In the wake of the Supreme Court’s TC Heartland decision (which significantly limited the venues where a plaintiff can file patent-infringement lawsuits), many defendants raised venue challenges for the first time after answering the plaintiff’s complaint. And many courts held that defendants in presently pending cases had waived an improper venue challenge by failing to file a motion to dismiss due to improper venue prior to filing their answers. Those courts held that the venue challenge was “available” to the defendants at the time (despite being squarely foreclosed by then-existing Federal Circuit precedent) such that the failure to challenge venue prior to answering resulted in waiver of the venue challenge under Federal Rule of Civil Procedure 12(h)(1)(A). Rule 12(h)(1)(A) provides for waiver when a defendant omits an available venue defense from an initial motion to dismiss or fails to file the venue challenge prior to answering the complaint.
In In re Micron (available here), the Federal Circuit held that those courts had incorrectly found waiver based on Rule 12:
We conclude that TC Heartland changed the controlling law in the relevant sense: at the time of the initial motion to dismiss, before the Court decided TC Heartland, the venue defense now raised by Micron (and others) based on TC Heartland’s interpretation of the venue statute was not “available,” thus making the waiver rule of Rule 12(g)(2) and (h)(1)(A) inapplicable.
The Court found that the improper venue defense, prior to TC Heartland, was not available because “until the Supreme Court decided TC Heartland . . . it would have been improper, given controlling precedent, for the district court to dismiss or to transfer for lack of venue. . . . Where controlling law precluded the district court, at the time of the motion, from adopting a defense or objection and on that basis granting the motion, it is natural to say, in this context, that the defense or objection was not ‘available’ to the movant.”
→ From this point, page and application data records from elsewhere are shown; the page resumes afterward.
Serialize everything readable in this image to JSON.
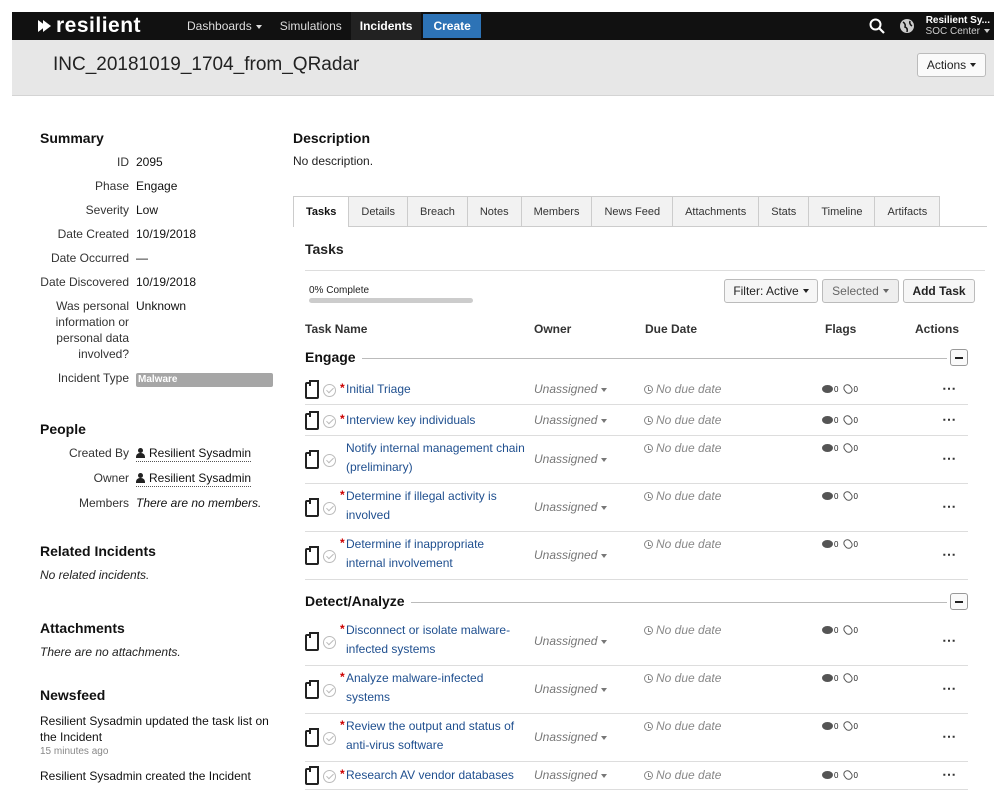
{
  "nav": {
    "logo": "resilient",
    "items": [
      {
        "label": "Dashboards",
        "dropdown": true
      },
      {
        "label": "Simulations",
        "dropdown": false
      },
      {
        "label": "Incidents",
        "dropdown": false
      }
    ],
    "create_label": "Create",
    "user_name": "Resilient Sy...",
    "org_name": "SOC Center"
  },
  "header": {
    "title": "INC_20181019_1704_from_QRadar",
    "actions_label": "Actions"
  },
  "summary": {
    "heading": "Summary",
    "fields": [
      {
        "key": "ID",
        "value": "2095"
      },
      {
        "key": "Phase",
        "value": "Engage"
      },
      {
        "key": "Severity",
        "value": "Low"
      },
      {
        "key": "Date Created",
        "value": "10/19/2018"
      },
      {
        "key": "Date Occurred",
        "value": "—"
      },
      {
        "key": "Date Discovered",
        "value": "10/19/2018"
      },
      {
        "key": "Was personal information or personal data involved?",
        "value": "Unknown"
      }
    ],
    "incident_type_key": "Incident Type",
    "incident_type_value": "Malware"
  },
  "people": {
    "heading": "People",
    "created_by_key": "Created By",
    "created_by_value": "Resilient Sysadmin",
    "owner_key": "Owner",
    "owner_value": "Resilient Sysadmin",
    "members_key": "Members",
    "members_value": "There are no members."
  },
  "related": {
    "heading": "Related Incidents",
    "empty": "No related incidents."
  },
  "attachments": {
    "heading": "Attachments",
    "empty": "There are no attachments."
  },
  "newsfeed": {
    "heading": "Newsfeed",
    "items": [
      {
        "text": "Resilient Sysadmin updated the task list on the Incident",
        "time": "15 minutes ago"
      },
      {
        "text": "Resilient Sysadmin created the Incident",
        "time": ""
      }
    ]
  },
  "description": {
    "heading": "Description",
    "text": "No description."
  },
  "tabs": [
    "Tasks",
    "Details",
    "Breach",
    "Notes",
    "Members",
    "News Feed",
    "Attachments",
    "Stats",
    "Timeline",
    "Artifacts"
  ],
  "tasks": {
    "heading": "Tasks",
    "progress_label": "0% Complete",
    "progress_fraction": 0,
    "filter_label": "Filter: Active",
    "selected_label": "Selected",
    "add_label": "Add Task",
    "columns": {
      "name": "Task Name",
      "owner": "Owner",
      "due": "Due Date",
      "flags": "Flags",
      "actions": "Actions"
    },
    "groups": [
      {
        "name": "Engage",
        "tasks": [
          {
            "required": true,
            "name": "Initial Triage",
            "owner": "Unassigned",
            "due": "No due date",
            "comments": "0",
            "attachments": "0"
          },
          {
            "required": true,
            "name": "Interview key individuals",
            "owner": "Unassigned",
            "due": "No due date",
            "comments": "0",
            "attachments": "0"
          },
          {
            "required": false,
            "name": "Notify internal management chain (preliminary)",
            "owner": "Unassigned",
            "due": "No due date",
            "comments": "0",
            "attachments": "0"
          },
          {
            "required": true,
            "name": "Determine if illegal activity is involved",
            "owner": "Unassigned",
            "due": "No due date",
            "comments": "0",
            "attachments": "0"
          },
          {
            "required": true,
            "name": "Determine if inappropriate internal involvement",
            "owner": "Unassigned",
            "due": "No due date",
            "comments": "0",
            "attachments": "0"
          }
        ]
      },
      {
        "name": "Detect/Analyze",
        "tasks": [
          {
            "required": true,
            "name": "Disconnect or isolate malware-infected systems",
            "owner": "Unassigned",
            "due": "No due date",
            "comments": "0",
            "attachments": "0"
          },
          {
            "required": true,
            "name": "Analyze malware-infected systems",
            "owner": "Unassigned",
            "due": "No due date",
            "comments": "0",
            "attachments": "0"
          },
          {
            "required": true,
            "name": "Review the output and status of anti-virus software",
            "owner": "Unassigned",
            "due": "No due date",
            "comments": "0",
            "attachments": "0"
          },
          {
            "required": true,
            "name": "Research AV vendor databases",
            "owner": "Unassigned",
            "due": "No due date",
            "comments": "0",
            "attachments": "0"
          }
        ]
      }
    ]
  },
  "colors": {
    "nav_bg": "#111111",
    "accent": "#2d73b6",
    "link": "#1f4f8f",
    "required": "#cc0000",
    "tag": "#a6a6a6"
  }
}
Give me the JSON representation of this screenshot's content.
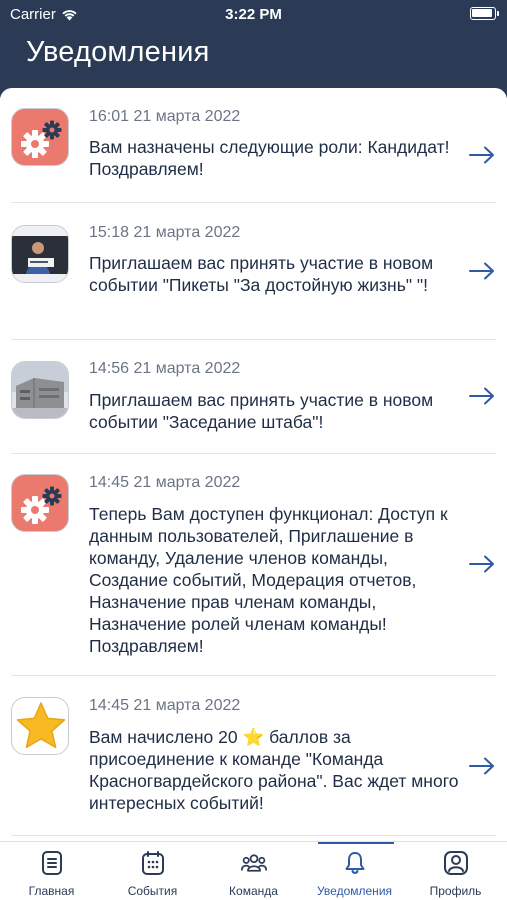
{
  "status_bar": {
    "carrier": "Carrier",
    "time": "3:22 PM"
  },
  "header": {
    "title": "Уведомления"
  },
  "notifications": [
    {
      "time": "16:01 21 марта 2022",
      "message": "Вам назначены следующие роли: Кандидат! Поздравляем!",
      "icon": "gear-icon"
    },
    {
      "time": "15:18 21 марта 2022",
      "message": "Приглашаем вас принять участие в новом событии \"Пикеты \"За достойную жизнь\" \"!",
      "icon": "person-photo"
    },
    {
      "time": "14:56 21 марта 2022",
      "message": "Приглашаем вас принять участие в новом событии \"Заседание штаба\"!",
      "icon": "building-photo"
    },
    {
      "time": "14:45 21 марта 2022",
      "message": "Теперь Вам доступен функционал: Доступ к данным пользователей, Приглашение в команду, Удаление членов команды, Создание событий, Модерация отчетов, Назначение прав членам команды, Назначение ролей членам команды! Поздравляем!",
      "icon": "gear-icon"
    },
    {
      "time": "14:45 21 марта 2022",
      "message": "Вам начислено 20 ⭐ баллов за присоединение к команде \"Команда Красногвардейского района\". Вас ждет много интересных событий!",
      "icon": "star-icon"
    }
  ],
  "tabs": [
    {
      "label": "Главная",
      "icon": "document-icon",
      "active": false
    },
    {
      "label": "События",
      "icon": "calendar-icon",
      "active": false
    },
    {
      "label": "Команда",
      "icon": "team-icon",
      "active": false
    },
    {
      "label": "Уведомления",
      "icon": "bell-icon",
      "active": true
    },
    {
      "label": "Профиль",
      "icon": "profile-icon",
      "active": false
    }
  ],
  "colors": {
    "header_bg": "#2b3a55",
    "accent": "#2f5aa8",
    "gear_bg": "#e97a6d"
  }
}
But the Federal Circuit nevertheless went on to find that a district court still has authority to find that a patent-infringement defendant has waived its improper venue defense:
But that waiver rule, we also conclude, is not the only basis on which a district court might reject a venue defense for non-merits reasons, such as by determining that the defense was not timely presented. A less bright-line, more discretionary framework applies even when Rule 12(g)(2) and hence Rule 12(h)(1)(A) does not.
Because the district court improperly found waiver under Rule 12, the Federal Circuit reversed and remanding for the district court to consider anew the defendant’s venue challenge. In doing so, the Federal Circuit set forth several considerations for district courts under this “discretionary framework”:
- “[N]othing in the Federal Rules of Civil Procedure would preclude a district court from applying other standards, such as those requiring timely and adequate preservation, to find a venue objection lost if, for example, it was not made until long after the statutory change took effect.”
- “Congress has provided express statutory confirmation of judicial authority to consider the timeliness and adequacy of a venue objection: 28 U.S.C. § 1406(b) provides that ‘[n]othing in this chapter shall impair the jurisdiction of a district court of any matter involving a party who does not interpose timely and sufficient objection to the venue.’”
- “Being a privilege, [venue] may be lost. It may be lost by failure to assert it seasonably, by formal submission in a cause, or by submission through conduct.”
- “We have not provided a precedential answer to the question whether the timeliness determination may take account of factors other than the sheer time from when the defense becomes available to when it is asserted, including factors such as how near is the trial, which may implicate efficiency or other interests of the judicial system and of other participants in the case. But we have denied mandamus, finding no clear abuse of discretion, in several cases involving venue objections based on TC Heartland that were presented close to trial. We also note a scenario that presents at least an obvious starting point for a claim of forfeiture, whether based on timeliness or consent or distinct grounds: a defendant’s tactical wait-and-see bypassing of an opportunity to declare a desire for a different forum, where the course of proceedings might well have been altered by such a declaration.”
At bottom, In re Micron is of limited import, because it only applies to those cases pending at the time of the TC Heartland decision where defendants did not lodge venue challenges pre-TC Heartland but had venue challenges available to them post-TC Heartland because of TC Heartland’s change in the law. Of course, for those cases filed post-TC Heartland, defendants sued in improper venue now have the venue challenge made available to them by TC Heartland, so those defendants will waive their venue challenge by failing to challenge venue prior to answering.